“Call it anecdotal, but when I’m at social gatherings, kids’ sporting events, etc., and I overhear so many conversations about crypto, you know it’s time for a little caveat emptor. None of them can ever explain what it really is that they are throwing their money at. The longer the explanation the less so. Greater fool theory in action. It’s so ripe for fraud because people are desperate to chase the action.”

It is the same type of conversations I used to hear during the tech boom that ended in 2000 or during the housing bubble that ended in the “Great Financial Crisis” in 2008. In both eras, the bubbles hit a crescendo as nearly everyone became involved or interested in one way or another. I don’t think the “crypto” craze is as generally pervasive amongst the entire general population, but among certain segments it certainly is. Most notably the younger crowd — but I have seen quite a few of the older set also become enamored.   

There are now over 10,000 other cryptocurrencies, and the number increases every day. Bitcoin being the most famous, along with Ethereum, Dogecoin and others. You could even start your own crypto. My kids have already overdrawn their accounts at the Bank of Dad, so maybe I should start to issue them “DadBucks” instead. I wonder if the college I recently dropped my daughter off at will accept them? I’ll tell my boys to try and use them when they want more virtual credits for their video games.

Now, if you still need to be involved even after all my sarcastic and mean-spirited derision of crypto, for heaven’s sake, please only use a small amount you can afford to lose. It is gambling — pure and simple. You could get lucky, but probably not. If you want to gamble, then go to Vegas and at least have a fun time. The Crypto Craze has been fueled by low interest rates, excess money, and good old-fashioned greed. Better pray the Fed keeps the liquidity bubble going. 
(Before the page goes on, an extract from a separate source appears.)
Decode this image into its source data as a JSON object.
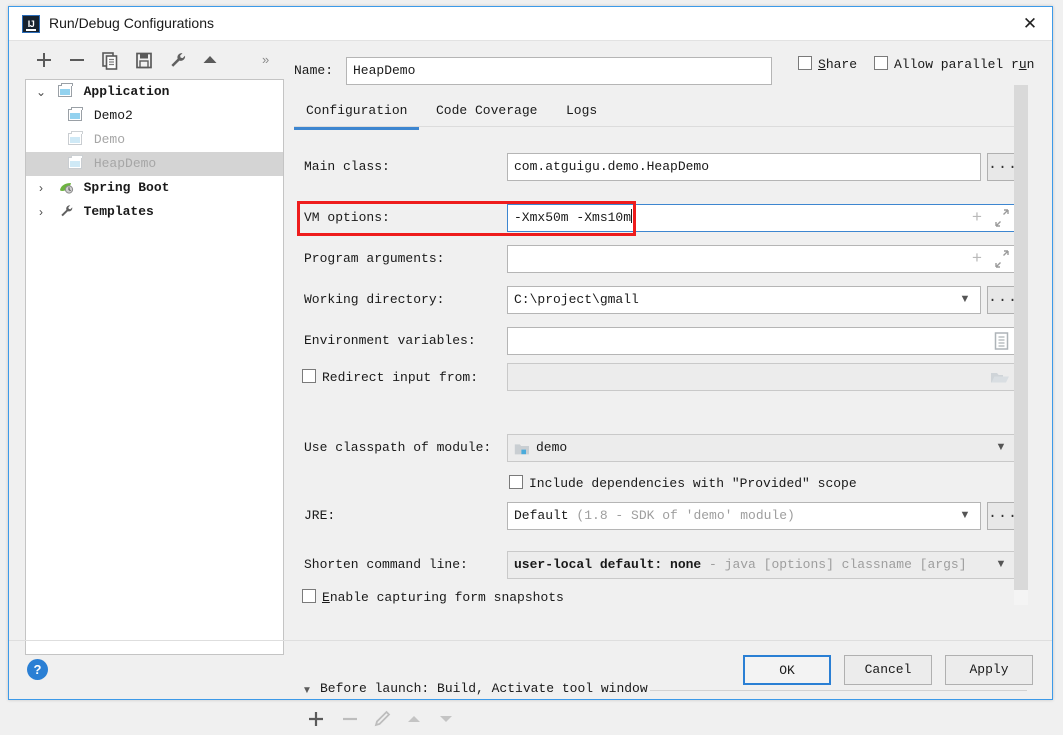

Once everything gets quoted in Bitcoin instead of dollars, then I will eat my words. But even Tesla, which bought $1.5 billion Bitcoin, stopped accepting payments in Bitcoin! I am sure it was all because of Elon Musk’s environmental concerns due to the massive electricity required to “mine” a coin, and nothing to do with the nightmare it was causing in accounting due to the volatility.

Blockchain technology and cryptocurrency are not the same thing.

Blockchain is a real technology with the promise to improve many of the processes and transactions of our society, but nothing definitive has come of it yet. Cryptocurrencies are touted as a medium of exchange or an asset. But let us be straight forward: The reason everyone is interested in them is because they have gone up. Anything can go up if people throw their money at it, but that does not mean it has any intrinsic value or utility. People are just chasing a fad. It is a classic bubble fueled by easy money. 

As readers know, I am no fan of the central bank and government monetary/fiscal irresponsibility. I certainly sympathize with the idea of an alternate medium of exchange or unit of account that could not be manipulated by the government. Gold has even had a checkered history of trying to provide this function. Unfortunately, cryptocurrencies will not be able to perform this function. You also cannot have hundreds or thousands of cryptos for use in this manner — it does not make any practical sense. Their own success is the basis for their ultimate failure. 

Governments, as slow as ever, are catching up to the cryptocurrency craze and placing on new controls every day.

Much of this action is valid to reduce fraud and criminal activity but also to control the flow of capital. Governments don’t typically like competition and alternatives for their currencies. Don’t think it can happen in the U.S.? Look up Executive Order 6102, signed on April 5, 1933, by FDR that forbade ownership of gold in excess of $100 and required all persons to deliver excess quantities in exchange for $20.67/ounce. 

As to the timing of when all this Crypto craziness will end, I simply do not know. Calling the top of bubbles is next to impossible. My best guesses are either some sort of government-induced restriction or monetary tightening by the Fed. Resist the “get rich quick” mentality that incentivizes people to chase the crowd. It is the classic Siren’s song that is once again calling to the unwary. Better to steer clear.